*** Begin section ***

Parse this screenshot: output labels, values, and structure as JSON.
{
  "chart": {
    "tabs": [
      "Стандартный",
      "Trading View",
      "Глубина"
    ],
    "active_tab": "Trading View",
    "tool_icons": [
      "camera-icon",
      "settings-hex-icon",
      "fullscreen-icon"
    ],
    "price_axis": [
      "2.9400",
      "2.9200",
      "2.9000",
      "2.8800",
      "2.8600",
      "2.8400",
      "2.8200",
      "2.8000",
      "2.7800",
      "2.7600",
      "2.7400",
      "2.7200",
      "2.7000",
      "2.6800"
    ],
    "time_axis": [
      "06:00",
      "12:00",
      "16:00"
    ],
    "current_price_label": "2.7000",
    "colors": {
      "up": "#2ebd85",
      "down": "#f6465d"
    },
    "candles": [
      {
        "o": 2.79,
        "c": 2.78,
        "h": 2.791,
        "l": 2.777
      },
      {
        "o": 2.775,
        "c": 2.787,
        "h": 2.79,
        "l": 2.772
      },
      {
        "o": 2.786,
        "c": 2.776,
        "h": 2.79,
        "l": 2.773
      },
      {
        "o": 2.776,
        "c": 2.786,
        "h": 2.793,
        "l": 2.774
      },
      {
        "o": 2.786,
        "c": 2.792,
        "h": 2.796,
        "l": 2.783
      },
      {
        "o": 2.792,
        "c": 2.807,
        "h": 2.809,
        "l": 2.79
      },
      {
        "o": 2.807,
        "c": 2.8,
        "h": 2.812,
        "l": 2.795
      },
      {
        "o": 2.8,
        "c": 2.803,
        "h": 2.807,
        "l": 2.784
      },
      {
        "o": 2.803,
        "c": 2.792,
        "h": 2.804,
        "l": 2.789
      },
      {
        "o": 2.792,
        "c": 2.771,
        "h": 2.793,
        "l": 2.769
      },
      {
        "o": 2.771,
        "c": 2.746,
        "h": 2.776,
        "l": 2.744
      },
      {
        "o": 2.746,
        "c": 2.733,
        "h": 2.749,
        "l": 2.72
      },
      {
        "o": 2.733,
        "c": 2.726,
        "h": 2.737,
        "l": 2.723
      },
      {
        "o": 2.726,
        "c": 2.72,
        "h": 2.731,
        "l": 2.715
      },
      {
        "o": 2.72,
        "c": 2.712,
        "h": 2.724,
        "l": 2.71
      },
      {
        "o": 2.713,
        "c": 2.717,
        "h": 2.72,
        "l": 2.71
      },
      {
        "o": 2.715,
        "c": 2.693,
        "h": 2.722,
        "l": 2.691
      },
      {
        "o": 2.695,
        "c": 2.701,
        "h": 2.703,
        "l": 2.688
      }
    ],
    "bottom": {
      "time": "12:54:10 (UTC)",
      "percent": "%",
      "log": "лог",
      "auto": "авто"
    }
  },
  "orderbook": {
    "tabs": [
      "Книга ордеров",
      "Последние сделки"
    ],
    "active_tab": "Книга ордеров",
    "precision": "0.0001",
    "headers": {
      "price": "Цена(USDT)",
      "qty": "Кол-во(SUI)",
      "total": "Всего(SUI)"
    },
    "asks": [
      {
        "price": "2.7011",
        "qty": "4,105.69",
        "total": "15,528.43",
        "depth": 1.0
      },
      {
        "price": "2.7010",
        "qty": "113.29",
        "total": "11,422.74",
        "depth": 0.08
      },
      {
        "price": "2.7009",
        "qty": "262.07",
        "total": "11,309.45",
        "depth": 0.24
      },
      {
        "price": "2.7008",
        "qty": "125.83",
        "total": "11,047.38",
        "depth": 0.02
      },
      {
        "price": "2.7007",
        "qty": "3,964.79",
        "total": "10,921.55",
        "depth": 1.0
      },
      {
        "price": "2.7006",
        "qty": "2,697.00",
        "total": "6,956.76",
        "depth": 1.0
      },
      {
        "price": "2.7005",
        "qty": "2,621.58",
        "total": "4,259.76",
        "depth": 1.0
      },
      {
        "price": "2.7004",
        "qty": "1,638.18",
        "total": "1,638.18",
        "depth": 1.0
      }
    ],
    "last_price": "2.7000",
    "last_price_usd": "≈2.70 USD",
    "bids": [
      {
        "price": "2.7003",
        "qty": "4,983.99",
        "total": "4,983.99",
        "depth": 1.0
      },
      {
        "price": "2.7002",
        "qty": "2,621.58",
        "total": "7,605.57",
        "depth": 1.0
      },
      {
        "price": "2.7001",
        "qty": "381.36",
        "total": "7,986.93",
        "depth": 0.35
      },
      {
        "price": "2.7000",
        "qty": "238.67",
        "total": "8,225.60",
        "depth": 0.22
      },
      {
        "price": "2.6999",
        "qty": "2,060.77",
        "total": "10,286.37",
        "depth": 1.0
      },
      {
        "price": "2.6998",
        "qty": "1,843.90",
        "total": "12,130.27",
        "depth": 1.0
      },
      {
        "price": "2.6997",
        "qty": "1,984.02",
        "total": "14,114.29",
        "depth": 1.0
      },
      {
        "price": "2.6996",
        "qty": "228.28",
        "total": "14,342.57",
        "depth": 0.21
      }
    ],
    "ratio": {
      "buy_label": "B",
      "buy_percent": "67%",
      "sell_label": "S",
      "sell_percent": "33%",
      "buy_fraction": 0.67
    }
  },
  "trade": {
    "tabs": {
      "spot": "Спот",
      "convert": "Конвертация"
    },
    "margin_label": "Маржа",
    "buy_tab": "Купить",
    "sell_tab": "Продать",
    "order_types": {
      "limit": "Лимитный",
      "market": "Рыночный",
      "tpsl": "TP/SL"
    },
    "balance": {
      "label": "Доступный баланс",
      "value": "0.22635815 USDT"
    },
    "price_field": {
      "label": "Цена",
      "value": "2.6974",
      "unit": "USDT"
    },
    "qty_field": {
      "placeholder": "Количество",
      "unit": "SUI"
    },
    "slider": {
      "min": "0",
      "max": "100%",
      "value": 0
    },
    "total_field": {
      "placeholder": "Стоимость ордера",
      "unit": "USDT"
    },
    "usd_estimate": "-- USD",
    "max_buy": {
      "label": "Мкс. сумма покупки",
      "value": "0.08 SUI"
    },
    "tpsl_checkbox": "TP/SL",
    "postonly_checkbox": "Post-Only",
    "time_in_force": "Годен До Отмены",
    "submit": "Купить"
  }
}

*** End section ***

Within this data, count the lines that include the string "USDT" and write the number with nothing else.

Response box: 4